In the present days, even one's own wife may turn out to be Hitlercat himself!)
Also, if you were to run the Russian through Babelfish, it would give you something like:
"...and the husband who ate too much of pears is sitting on the livers..."
But that's not a mistake -- in Russian, "to sit on someone's liver" = English "to totally annoy someone"; "to get on someone's nerves"; "to be a royal pain."
So my suggested colloquial translation of the whole thing might be:
"Young women's marriage fantasies
Are the opposite of life:
Hubby, now chubby, is a pain-in-the-ass
And his mom calls YOU a bad wife!"
"Fed up with the husband, who gorged himself on pears,
and from the mother-in-law there is never a respite.."
Although Denis's translation is correct, it misses a couple of key points:
First, in Russian, "the HUSBAND who ate too many PEARS" is a rhyming phrase -- that's exactly why it's "pears," and not some other food, in order to rhyme with the Russian word for "husband." So a less literal but more effective translation might be "the hubby who got chubby."
It's also worth noting that in Russian, the word for a wife's mother-in-law ("svekrov") is totally different from the word for a husband's mother-in-law ("tyoshcha") -- thus when a mother-in-law is referred to, there's never ambiguity about which spouse's mother you mean. And in this poem, of course, it's the wife's mother-in-law who is a source of headaches for her daughter-in-law.
The reason I bring this up is to point out that in American humor (and I think in anglophone humor generally), the stereotype is for the husband to complain about HIS tyrannical mother-in-law (the "tyoshcha"). Jokes from the wife's point-of-view, about HER m-i-l (the "svekrov"), are less common.
I'm not sure if there's any "deep underlying meaning" to this, but I will observe that there are several Russian fairy tales in which the male hero discovers that his lovely young wife is actually the daughter of Baba Yaga, the wickedest witch in all Russia -- yet Baba Yaga turns out to be relatively generous towards her mortal son-in-law, and uses her magic to help him in whatever quest he's on. (Contrast with the bad treatment that Darren always got from Endora in "Bewitched.")

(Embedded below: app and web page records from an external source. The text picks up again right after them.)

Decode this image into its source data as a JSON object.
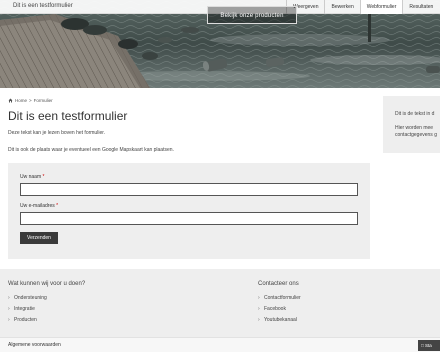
{
  "header": {
    "site_title": "Dit is een testformulier",
    "nav": [
      "Weergeven",
      "Bewerken",
      "Webformulier",
      "Resultaten"
    ],
    "active_nav": "Webformulier",
    "cta_label": "Bekijk onze producten"
  },
  "breadcrumb": {
    "home": "Home",
    "separator": ">",
    "current": "Formulier"
  },
  "main": {
    "title": "Dit is een testformulier",
    "intro": "Deze tekst kan je lezen boven het formulier.",
    "intro2": "Dit is ook de plaats waar je eventueel een Google Mapskaart kan plaatsen."
  },
  "form": {
    "name_label": "Uw naam",
    "email_label": "Uw e-mailadres",
    "required_mark": "*",
    "name_value": "",
    "email_value": "",
    "submit_label": "Verzenden"
  },
  "sidebar": {
    "line1": "Dit is de tekst in d",
    "line2": "Hier worden mee",
    "line3": "contactgegevens g"
  },
  "footer": {
    "col1": {
      "heading": "Wat kunnen wij voor u doen?",
      "links": [
        "Ondersteuning",
        "Integratie",
        "Producten"
      ]
    },
    "col2": {
      "heading": "Contacteer ons",
      "links": [
        "Contactformulier",
        "Facebook",
        "Youtubekanaal"
      ]
    },
    "terms": "Algemene voorwaarden",
    "chat_label": "Sta"
  },
  "colors": {
    "panel_bg": "#eeeeee",
    "button_bg": "#3a3a3a",
    "required": "#cc0000"
  }
}
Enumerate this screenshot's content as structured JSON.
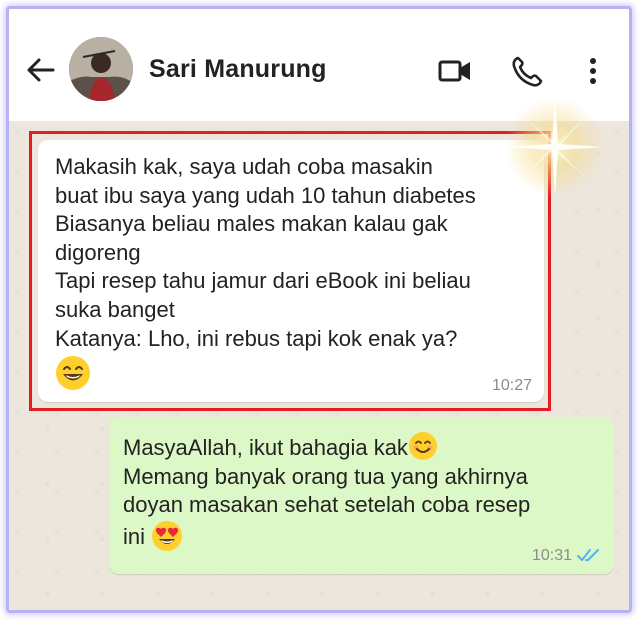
{
  "header": {
    "contact_name": "Sari Manurung",
    "icons": [
      "back-arrow-icon",
      "avatar",
      "video-call-icon",
      "phone-icon",
      "more-options-icon"
    ]
  },
  "messages": [
    {
      "direction": "incoming",
      "lines": [
        "Makasih kak, saya udah coba masakin",
        "buat ibu saya yang udah 10 tahun diabetes",
        "Biasanya beliau males makan kalau gak",
        "digoreng",
        "Tapi resep tahu jamur dari eBook ini beliau",
        "suka banget",
        "Katanya: Lho, ini rebus tapi kok enak ya?"
      ],
      "emoji": "smiling-face-icon",
      "time": "10:27",
      "highlighted": true
    },
    {
      "direction": "outgoing",
      "lines": [
        "MasyaAllah, ikut bahagia kak",
        "Memang banyak orang tua yang akhirnya",
        "doyan masakan sehat setelah coba resep",
        "ini"
      ],
      "emojis": [
        "smiling-face-icon",
        "heart-eyes-icon"
      ],
      "time": "10:31",
      "status": "read-double-check-icon"
    }
  ],
  "colors": {
    "incoming_bubble": "#ffffff",
    "outgoing_bubble": "#dcf8c6",
    "highlight_border": "#e02020",
    "read_check": "#4fb5ec",
    "chat_background": "#ece6dd"
  }
}
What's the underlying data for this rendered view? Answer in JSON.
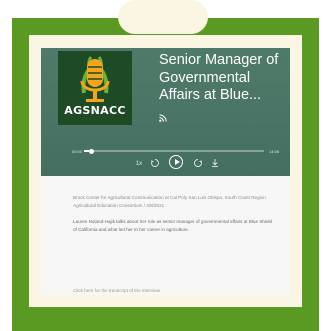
{
  "episode": {
    "title": "Senior Manager of Governmental Affairs at Blue...",
    "logo_text": "AGSNACC",
    "elapsed": "00:00",
    "duration": "14:06",
    "progress": 0.04,
    "speed_label": "1x",
    "source": "Brock Center for Agricultural Communication at Cal Poly San Luis Obispo, South Coast Region Agricultural Education Consortium",
    "date": "4/8/2021",
    "summary": "Lauren Noland-Hajik talks about her role as senior manager of governmental affairs at Blue Shield of California and what led her to her career in agriculture.",
    "more_text": "Click here for the transcript of the interview"
  },
  "icons": {
    "rss": "rss-icon",
    "rewind": "rewind-15-icon",
    "forward": "forward-15-icon",
    "play": "play-icon",
    "download": "download-icon"
  },
  "colors": {
    "frame_green": "#5b9a22",
    "paper": "#fbf6e3",
    "player_bg": "#4a7566",
    "logo_bg": "#1e4a25",
    "mic_orange": "#f3a520",
    "mic_green": "#6ab23a"
  }
}
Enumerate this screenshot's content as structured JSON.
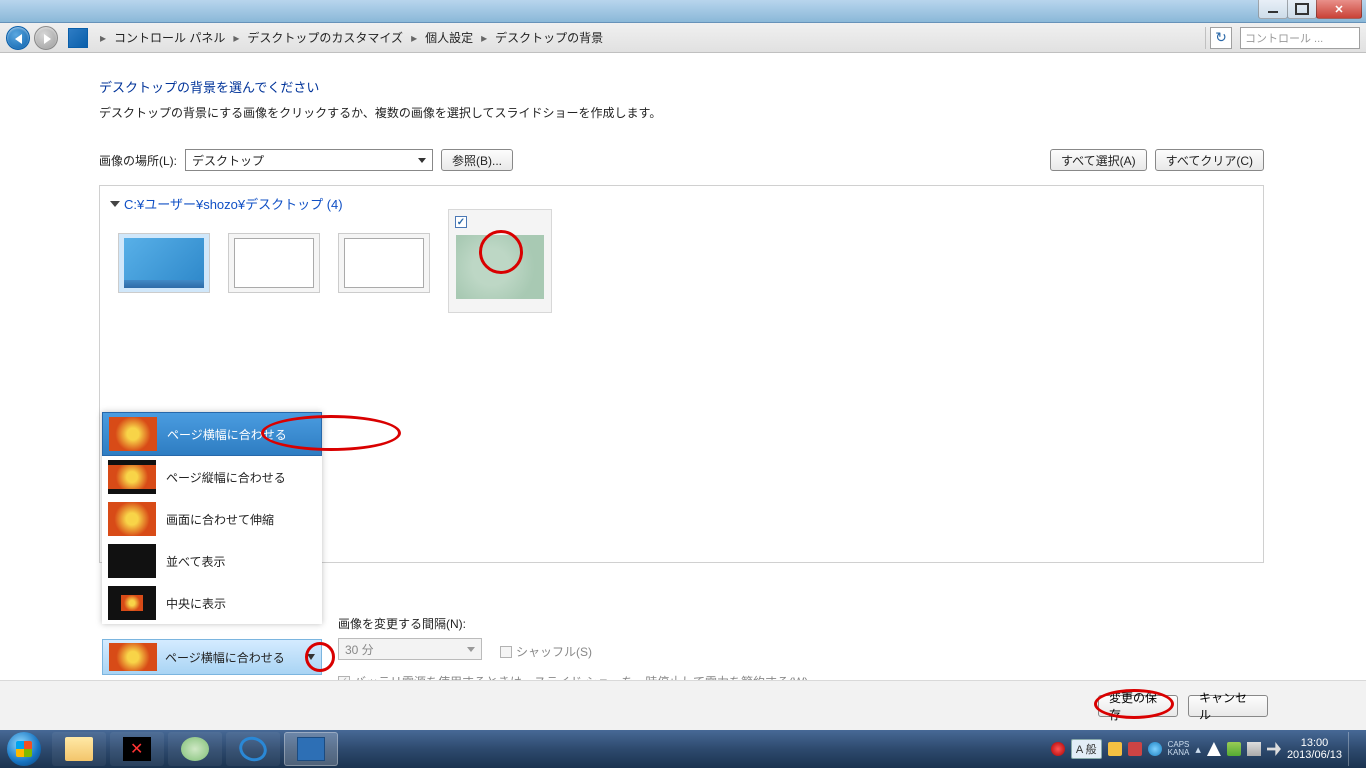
{
  "window": {
    "min": "",
    "max": "",
    "close": "✕"
  },
  "nav": {
    "crumbs": [
      "コントロール パネル",
      "デスクトップのカスタマイズ",
      "個人設定",
      "デスクトップの背景"
    ],
    "search_placeholder": "コントロール ..."
  },
  "page": {
    "heading": "デスクトップの背景を選んでください",
    "subtitle": "デスクトップの背景にする画像をクリックするか、複数の画像を選択してスライドショーを作成します。",
    "location_label": "画像の場所(L):",
    "location_value": "デスクトップ",
    "browse": "参照(B)...",
    "select_all": "すべて選択(A)",
    "clear_all": "すべてクリア(C)",
    "panel_title": "C:¥ユーザー¥shozo¥デスクトップ (4)"
  },
  "fit_options": {
    "fill": "ページ横幅に合わせる",
    "fit": "ページ縦幅に合わせる",
    "stretch": "画面に合わせて伸縮",
    "tile": "並べて表示",
    "center": "中央に表示",
    "current": "ページ横幅に合わせる"
  },
  "interval": {
    "label": "画像を変更する間隔(N):",
    "value": "30 分",
    "shuffle": "シャッフル(S)",
    "battery": "バッテリ電源を使用するときは、スライド ショーを一時停止して電力を節約する(W)"
  },
  "footer": {
    "save": "変更の保存",
    "cancel": "キャンセル"
  },
  "taskbar": {
    "ime": "A 般",
    "caps": "CAPS",
    "kana": "KANA",
    "time": "13:00",
    "date": "2013/06/13"
  }
}
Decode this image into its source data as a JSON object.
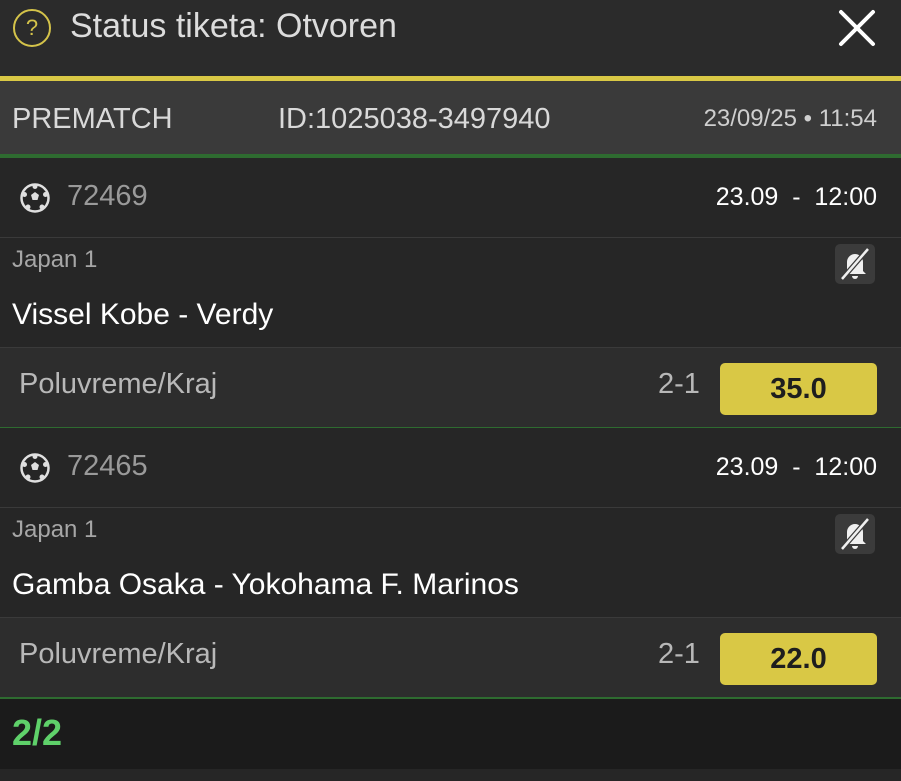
{
  "header": {
    "title": "Status tiketa: Otvoren",
    "help_icon": "question-circle-icon",
    "close_icon": "close-icon",
    "accent_color": "#d9c845"
  },
  "ticket": {
    "type": "PREMATCH",
    "id": "ID:1025038-3497940",
    "datetime": "23/09/25 • 11:54"
  },
  "events": [
    {
      "code": "72469",
      "time": "23.09  -  12:00",
      "league": "Japan 1",
      "match": "Vissel Kobe - Verdy",
      "market": "Poluvreme/Kraj",
      "pick": "2-1",
      "odds": "35.0"
    },
    {
      "code": "72465",
      "time": "23.09  -  12:00",
      "league": "Japan 1",
      "match": "Gamba Osaka - Yokohama F. Marinos",
      "market": "Poluvreme/Kraj",
      "pick": "2-1",
      "odds": "22.0"
    }
  ],
  "footer": {
    "count": "2/2",
    "count_color": "#5fd16a"
  }
}
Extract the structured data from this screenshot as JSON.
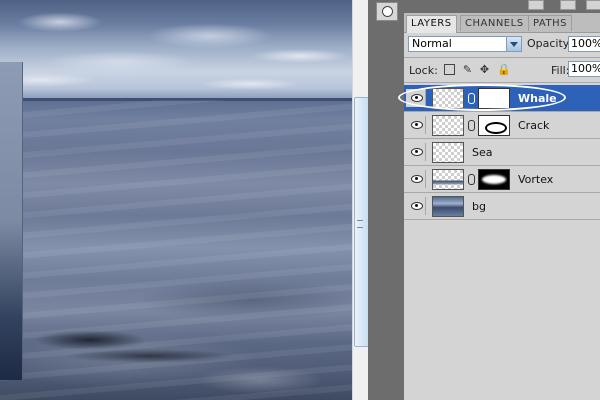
{
  "layers_panel": {
    "tabs": [
      {
        "label": "LAYERS",
        "active": true
      },
      {
        "label": "CHANNELS",
        "active": false
      },
      {
        "label": "PATHS",
        "active": false
      }
    ],
    "blend_mode": "Normal",
    "opacity_label": "Opacity:",
    "opacity_value": "100%",
    "lock_label": "Lock:",
    "fill_label": "Fill:",
    "fill_value": "100%",
    "lock_icons": [
      "lock-transparent-icon",
      "lock-paint-icon",
      "lock-move-icon",
      "lock-all-icon"
    ],
    "layers": [
      {
        "name": "Whale",
        "selected": true,
        "thumbnail": "transparent",
        "has_mask": true,
        "mask": "white"
      },
      {
        "name": "Crack",
        "selected": false,
        "thumbnail": "transparent",
        "has_mask": true,
        "mask": "crack"
      },
      {
        "name": "Sea",
        "selected": false,
        "thumbnail": "transparent",
        "has_mask": false
      },
      {
        "name": "Vortex",
        "selected": false,
        "thumbnail": "vortex",
        "has_mask": true,
        "mask": "vortex"
      },
      {
        "name": "bg",
        "selected": false,
        "thumbnail": "photo",
        "has_mask": false
      }
    ]
  },
  "colors": {
    "selected_layer": "#2e61b8",
    "panel_bg": "#d4d4d4",
    "canvas_frame": "#6d6d6d"
  }
}
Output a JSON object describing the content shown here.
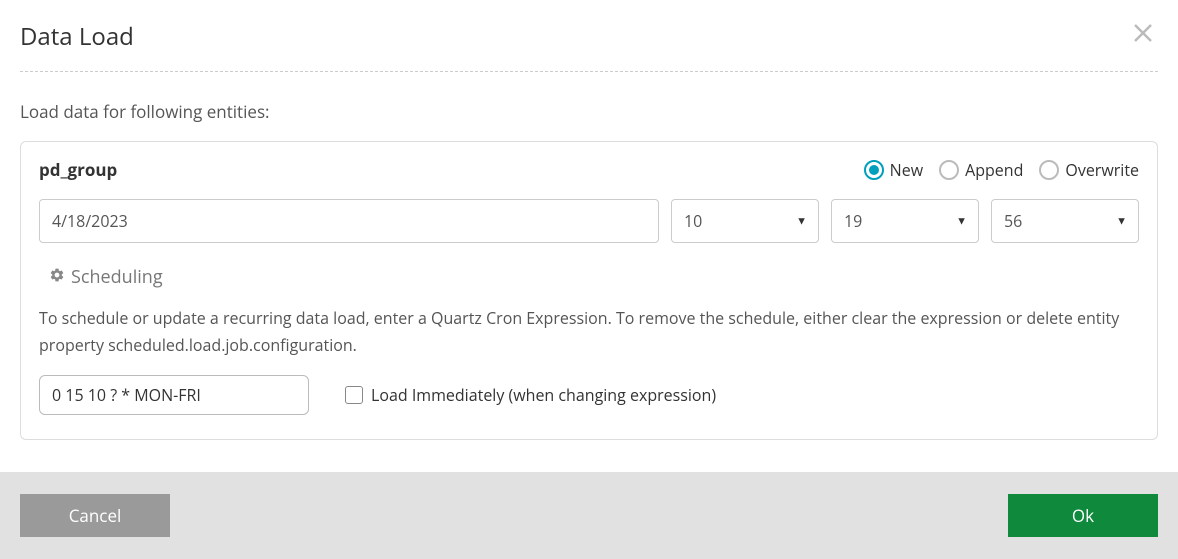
{
  "dialog": {
    "title": "Data Load",
    "subtitle": "Load data for following entities:"
  },
  "entity": {
    "name": "pd_group",
    "mode_options": {
      "new": "New",
      "append": "Append",
      "overwrite": "Overwrite"
    },
    "selected_mode": "new",
    "date": "4/18/2023",
    "hour": "10",
    "minute": "19",
    "second": "56"
  },
  "scheduling": {
    "title": "Scheduling",
    "description": "To schedule or update a recurring data load, enter a Quartz Cron Expression. To remove the schedule, either clear the expression or delete entity property scheduled.load.job.configuration.",
    "cron_expression": "0 15 10 ? * MON-FRI",
    "load_immediately_label": "Load Immediately (when changing expression)",
    "load_immediately_checked": false
  },
  "footer": {
    "cancel": "Cancel",
    "ok": "Ok"
  }
}
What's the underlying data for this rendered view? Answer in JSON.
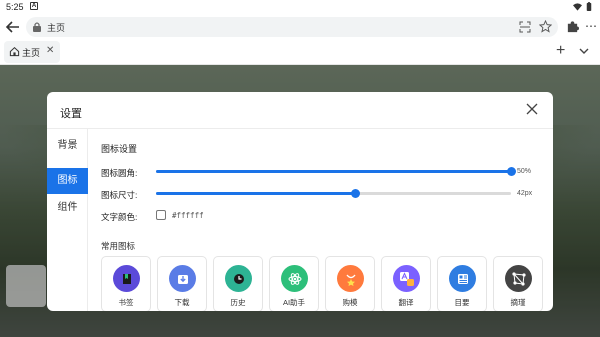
{
  "status_bar": {
    "time": "5:25",
    "notif_glyph": "A"
  },
  "browser": {
    "url_text": "主页",
    "tab_label": "主页",
    "tab_close_glyph": "✕",
    "new_tab_glyph": "+",
    "more_glyph": "⋯"
  },
  "dialog": {
    "title": "设置",
    "nav": [
      {
        "label": "背景",
        "active": false
      },
      {
        "label": "图标",
        "active": true
      },
      {
        "label": "组件",
        "active": false
      }
    ],
    "section_title": "图标设置",
    "radius": {
      "label": "图标圆角:",
      "value_text": "50%",
      "fraction": 1.0
    },
    "size": {
      "label": "图标尺寸:",
      "value_text": "42px",
      "fraction": 0.56
    },
    "text_color": {
      "label": "文字颜色:",
      "value": "#ffffff",
      "checked": false
    },
    "common_title": "常用图标",
    "common_icons": [
      {
        "label": "书签",
        "icon": "bookmark-icon",
        "color": "#5b4ad9"
      },
      {
        "label": "下载",
        "icon": "download-icon",
        "color": "#5a7ce6"
      },
      {
        "label": "历史",
        "icon": "history-icon",
        "color": "#2db394"
      },
      {
        "label": "AI助手",
        "icon": "ai-assistant-icon",
        "color": "#2dbf7a"
      },
      {
        "label": "购模",
        "icon": "shopping-icon",
        "color": "#ff7a3d"
      },
      {
        "label": "翻译",
        "icon": "translate-icon",
        "color": "#7b61ff"
      },
      {
        "label": "目要",
        "icon": "news-icon",
        "color": "#2f7de1"
      },
      {
        "label": "摘瑾",
        "icon": "graph-icon",
        "color": "#444444"
      }
    ]
  },
  "colors": {
    "accent": "#1a73e8"
  }
}
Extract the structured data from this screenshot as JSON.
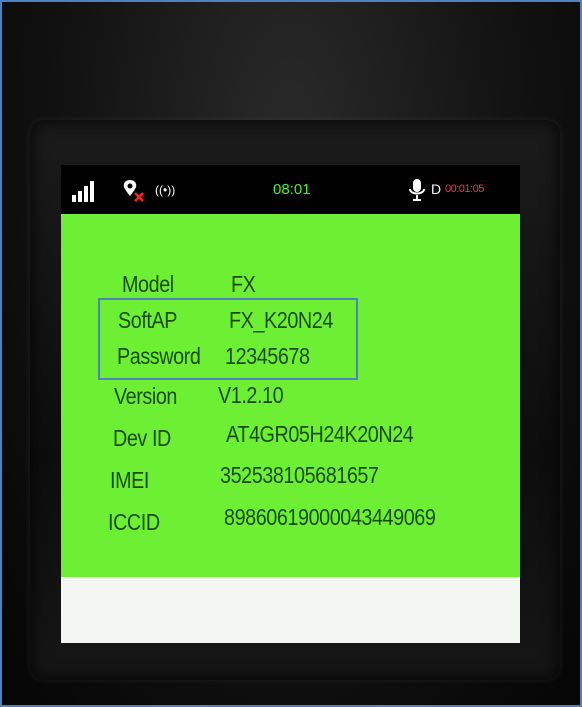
{
  "status_bar": {
    "time": "08:01",
    "mode_letter": "D",
    "timer": "00:01:05",
    "wireless_glyph": "((•))",
    "icons": [
      "signal-bars-icon",
      "location-off-icon",
      "wireless-broadcast-icon",
      "microphone-icon"
    ],
    "colors": {
      "time": "#4cf01a",
      "timer": "#ff3030"
    }
  },
  "device_info": {
    "rows": [
      {
        "label": "Model",
        "value": "FX"
      },
      {
        "label": "SoftAP",
        "value": "FX_K20N24"
      },
      {
        "label": "Password",
        "value": "12345678"
      },
      {
        "label": "Version",
        "value": "V1.2.10"
      },
      {
        "label": "Dev ID",
        "value": "AT4GR05H24K20N24"
      },
      {
        "label": "IMEI",
        "value": "352538105681657"
      },
      {
        "label": "ICCID",
        "value": "89860619000043449069"
      }
    ]
  },
  "colors": {
    "screen_background": "#6df033",
    "text": "#1a4a0a",
    "highlight_border": "#4f81bd"
  }
}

On the other hand, there are NO fairy tales in which a woman finds out that her new husband is Baba Yaga's son -- and when female heroines cross paths with Baba Yaga, the witch usually tries to make the girls into stew!
Thanks, Zygote! I was cut-pasting the same stupid response into the last entry, when I realized something:
Just because daddy let all my uncles pay him to touch my no-no area doesn't mean I have to be a humorless fuckstick and troll this wonderful site all day. Now that I've decided to move on, maybe I'll attempt to find friends now to fill my empty and joyless life!
for a few minutes I thought Harold wasn't paying attention anymore... if he hates the site so much why does he comment on every post?
thanks for the real translation Denis.
We, ugly Americans, sure do love to laugh - so long as its @ othersu00e2u0080u0099 expense. Someone hx0rz this site already. Lame.
"Girls dream of marriage, but once married- everything becomes the opposite.
Fed up with the husband, who gorged himself on pears,
and from the mother in law there is never a respite.."